- _What to do_
This task calls for copying each line below that contains "xray".

(Stored entries)
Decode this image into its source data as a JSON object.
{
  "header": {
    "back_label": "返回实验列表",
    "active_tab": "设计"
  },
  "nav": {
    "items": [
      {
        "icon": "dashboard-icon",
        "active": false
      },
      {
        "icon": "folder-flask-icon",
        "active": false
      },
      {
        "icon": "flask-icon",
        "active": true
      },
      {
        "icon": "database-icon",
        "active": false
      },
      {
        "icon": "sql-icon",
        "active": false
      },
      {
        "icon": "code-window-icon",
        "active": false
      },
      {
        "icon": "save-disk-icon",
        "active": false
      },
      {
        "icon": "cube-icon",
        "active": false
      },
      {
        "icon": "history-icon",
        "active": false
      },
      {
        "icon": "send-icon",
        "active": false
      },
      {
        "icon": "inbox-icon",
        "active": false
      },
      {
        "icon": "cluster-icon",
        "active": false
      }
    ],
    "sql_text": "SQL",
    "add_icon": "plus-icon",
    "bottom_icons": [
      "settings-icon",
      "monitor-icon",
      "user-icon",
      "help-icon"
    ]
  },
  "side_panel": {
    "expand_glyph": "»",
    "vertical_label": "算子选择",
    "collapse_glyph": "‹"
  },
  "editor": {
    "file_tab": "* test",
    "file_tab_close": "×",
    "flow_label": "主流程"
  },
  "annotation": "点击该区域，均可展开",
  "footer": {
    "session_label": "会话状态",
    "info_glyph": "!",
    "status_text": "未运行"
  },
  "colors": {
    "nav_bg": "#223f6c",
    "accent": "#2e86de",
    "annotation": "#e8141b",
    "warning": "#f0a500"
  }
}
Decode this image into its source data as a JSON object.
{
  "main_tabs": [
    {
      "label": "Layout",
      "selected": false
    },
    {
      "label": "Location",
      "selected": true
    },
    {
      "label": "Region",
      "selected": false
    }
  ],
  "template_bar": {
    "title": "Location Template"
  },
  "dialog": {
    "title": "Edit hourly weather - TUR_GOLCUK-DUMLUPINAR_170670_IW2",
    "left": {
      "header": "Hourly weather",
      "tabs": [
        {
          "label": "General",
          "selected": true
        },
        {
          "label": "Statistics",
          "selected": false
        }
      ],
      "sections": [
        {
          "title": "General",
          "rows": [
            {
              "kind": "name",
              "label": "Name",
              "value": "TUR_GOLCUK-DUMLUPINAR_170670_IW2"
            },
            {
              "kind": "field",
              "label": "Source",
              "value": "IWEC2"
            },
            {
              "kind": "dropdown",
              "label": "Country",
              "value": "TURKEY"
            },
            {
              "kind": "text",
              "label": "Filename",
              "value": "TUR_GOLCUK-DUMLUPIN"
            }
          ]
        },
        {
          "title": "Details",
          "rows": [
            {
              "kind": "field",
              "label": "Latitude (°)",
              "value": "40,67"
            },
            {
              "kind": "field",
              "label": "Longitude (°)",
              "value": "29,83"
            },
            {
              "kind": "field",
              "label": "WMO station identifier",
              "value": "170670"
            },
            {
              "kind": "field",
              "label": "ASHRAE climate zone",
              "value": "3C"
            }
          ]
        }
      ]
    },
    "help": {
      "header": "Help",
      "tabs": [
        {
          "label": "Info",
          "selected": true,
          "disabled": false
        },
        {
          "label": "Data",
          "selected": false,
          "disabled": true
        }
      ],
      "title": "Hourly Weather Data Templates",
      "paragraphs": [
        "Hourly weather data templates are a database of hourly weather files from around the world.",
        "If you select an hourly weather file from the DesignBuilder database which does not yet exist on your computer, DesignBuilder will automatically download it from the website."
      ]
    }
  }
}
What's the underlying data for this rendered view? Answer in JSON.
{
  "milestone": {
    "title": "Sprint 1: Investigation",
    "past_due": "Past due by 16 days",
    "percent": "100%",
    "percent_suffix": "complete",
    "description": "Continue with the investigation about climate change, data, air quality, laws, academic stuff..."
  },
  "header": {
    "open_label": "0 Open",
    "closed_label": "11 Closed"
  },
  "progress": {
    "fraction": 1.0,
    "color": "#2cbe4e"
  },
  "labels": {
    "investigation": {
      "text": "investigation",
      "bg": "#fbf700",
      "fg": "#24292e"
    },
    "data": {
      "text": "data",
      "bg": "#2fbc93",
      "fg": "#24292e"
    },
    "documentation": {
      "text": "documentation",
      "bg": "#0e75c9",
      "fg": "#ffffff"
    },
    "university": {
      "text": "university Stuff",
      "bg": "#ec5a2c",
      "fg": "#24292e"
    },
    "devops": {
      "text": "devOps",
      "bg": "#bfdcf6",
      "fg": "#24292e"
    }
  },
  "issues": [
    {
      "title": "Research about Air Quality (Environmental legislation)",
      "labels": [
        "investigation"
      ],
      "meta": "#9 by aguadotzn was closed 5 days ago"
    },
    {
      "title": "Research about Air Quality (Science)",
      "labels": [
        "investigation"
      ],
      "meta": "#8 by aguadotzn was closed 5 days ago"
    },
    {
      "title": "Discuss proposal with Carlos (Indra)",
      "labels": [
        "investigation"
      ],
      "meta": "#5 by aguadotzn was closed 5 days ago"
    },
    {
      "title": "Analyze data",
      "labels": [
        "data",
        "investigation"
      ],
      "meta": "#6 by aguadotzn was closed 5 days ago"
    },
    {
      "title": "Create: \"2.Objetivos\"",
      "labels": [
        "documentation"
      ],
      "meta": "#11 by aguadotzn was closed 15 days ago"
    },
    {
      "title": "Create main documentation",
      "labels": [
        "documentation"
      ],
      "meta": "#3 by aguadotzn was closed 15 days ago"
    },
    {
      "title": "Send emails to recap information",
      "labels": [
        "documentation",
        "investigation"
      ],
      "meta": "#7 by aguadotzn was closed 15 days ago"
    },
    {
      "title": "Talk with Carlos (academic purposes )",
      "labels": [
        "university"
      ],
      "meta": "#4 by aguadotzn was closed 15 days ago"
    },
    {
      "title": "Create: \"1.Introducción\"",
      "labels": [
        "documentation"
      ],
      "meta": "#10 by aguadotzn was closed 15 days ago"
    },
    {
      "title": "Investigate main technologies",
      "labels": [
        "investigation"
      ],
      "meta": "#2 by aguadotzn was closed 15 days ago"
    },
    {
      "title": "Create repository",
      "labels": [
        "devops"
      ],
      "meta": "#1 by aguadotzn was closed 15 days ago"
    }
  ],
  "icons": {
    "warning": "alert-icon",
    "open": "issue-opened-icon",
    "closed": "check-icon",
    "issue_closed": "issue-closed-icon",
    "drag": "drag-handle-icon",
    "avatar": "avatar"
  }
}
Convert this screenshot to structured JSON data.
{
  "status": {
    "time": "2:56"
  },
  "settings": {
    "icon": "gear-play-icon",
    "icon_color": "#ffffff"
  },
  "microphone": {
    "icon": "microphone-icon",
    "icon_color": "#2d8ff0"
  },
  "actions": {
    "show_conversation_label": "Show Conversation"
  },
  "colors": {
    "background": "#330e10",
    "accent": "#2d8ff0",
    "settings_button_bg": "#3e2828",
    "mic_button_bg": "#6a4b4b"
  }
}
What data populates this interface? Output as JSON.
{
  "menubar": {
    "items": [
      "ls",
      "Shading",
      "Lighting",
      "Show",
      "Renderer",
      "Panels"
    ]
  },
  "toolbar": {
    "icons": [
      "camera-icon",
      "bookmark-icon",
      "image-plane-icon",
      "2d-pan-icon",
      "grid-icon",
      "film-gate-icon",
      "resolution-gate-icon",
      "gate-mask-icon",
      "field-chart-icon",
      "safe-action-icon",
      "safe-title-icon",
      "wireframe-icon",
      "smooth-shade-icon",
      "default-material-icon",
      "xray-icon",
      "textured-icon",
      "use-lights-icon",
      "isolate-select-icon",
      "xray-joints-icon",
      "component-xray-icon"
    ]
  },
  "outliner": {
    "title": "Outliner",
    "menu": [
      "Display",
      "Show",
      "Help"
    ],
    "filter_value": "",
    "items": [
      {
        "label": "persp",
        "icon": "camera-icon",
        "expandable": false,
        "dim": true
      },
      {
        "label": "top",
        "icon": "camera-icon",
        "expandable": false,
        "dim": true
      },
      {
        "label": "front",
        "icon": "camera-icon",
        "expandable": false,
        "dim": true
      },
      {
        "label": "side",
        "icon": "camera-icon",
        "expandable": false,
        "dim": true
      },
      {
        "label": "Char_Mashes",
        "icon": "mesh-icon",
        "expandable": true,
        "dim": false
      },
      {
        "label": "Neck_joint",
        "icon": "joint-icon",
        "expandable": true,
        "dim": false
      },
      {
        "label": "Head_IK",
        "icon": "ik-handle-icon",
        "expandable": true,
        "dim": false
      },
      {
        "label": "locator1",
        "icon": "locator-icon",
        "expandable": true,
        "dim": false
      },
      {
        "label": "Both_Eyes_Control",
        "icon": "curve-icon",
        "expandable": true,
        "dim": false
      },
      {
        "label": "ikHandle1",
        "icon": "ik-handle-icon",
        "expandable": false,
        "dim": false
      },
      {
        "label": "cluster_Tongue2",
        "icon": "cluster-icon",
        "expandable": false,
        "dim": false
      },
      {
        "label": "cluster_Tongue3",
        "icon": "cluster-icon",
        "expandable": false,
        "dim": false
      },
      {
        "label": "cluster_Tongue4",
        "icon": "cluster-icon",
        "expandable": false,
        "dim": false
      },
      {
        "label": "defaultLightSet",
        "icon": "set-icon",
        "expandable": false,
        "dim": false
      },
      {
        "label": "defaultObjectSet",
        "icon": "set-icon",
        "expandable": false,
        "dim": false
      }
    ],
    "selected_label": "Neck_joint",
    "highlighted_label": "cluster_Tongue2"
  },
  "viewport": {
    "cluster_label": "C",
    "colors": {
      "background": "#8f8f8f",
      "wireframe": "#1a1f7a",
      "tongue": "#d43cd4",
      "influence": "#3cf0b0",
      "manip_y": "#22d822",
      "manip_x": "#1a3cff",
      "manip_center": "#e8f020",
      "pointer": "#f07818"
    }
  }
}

- _Answer to the exercise_
      "xray-icon",
      "xray-joints-icon",
      "component-xray-icon"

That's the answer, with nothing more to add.